What you are asked to do => If a line of the records holds the word "this", copy it out.

|---|

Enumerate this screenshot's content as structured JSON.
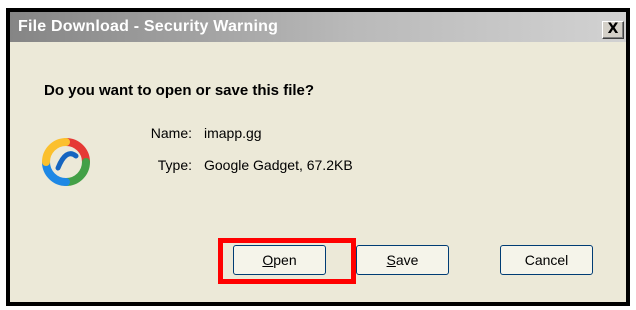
{
  "window": {
    "title": "File Download - Security Warning",
    "close_symbol": "X",
    "close_icon": "close-icon"
  },
  "dialog": {
    "question": "Do you want to open or save this file?",
    "file_icon": "google-gadget-icon",
    "fields": {
      "name_label": "Name:",
      "name_value": "imapp.gg",
      "type_label": "Type:",
      "type_value": "Google Gadget, 67.2KB"
    }
  },
  "buttons": {
    "open": {
      "mnemonic": "O",
      "rest": "pen"
    },
    "save": {
      "mnemonic": "S",
      "rest": "ave"
    },
    "cancel": {
      "label": "Cancel"
    }
  },
  "annotation": {
    "highlight_target": "open-button",
    "color": "#ff0000"
  },
  "colors": {
    "dialog_background": "#ece9d8",
    "title_text": "#ffffff",
    "button_border": "#003c74"
  }
}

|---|

Task output =>
Enumerate this screenshot's content as structured JSON.
    "question": "Do you want to open or save this file?",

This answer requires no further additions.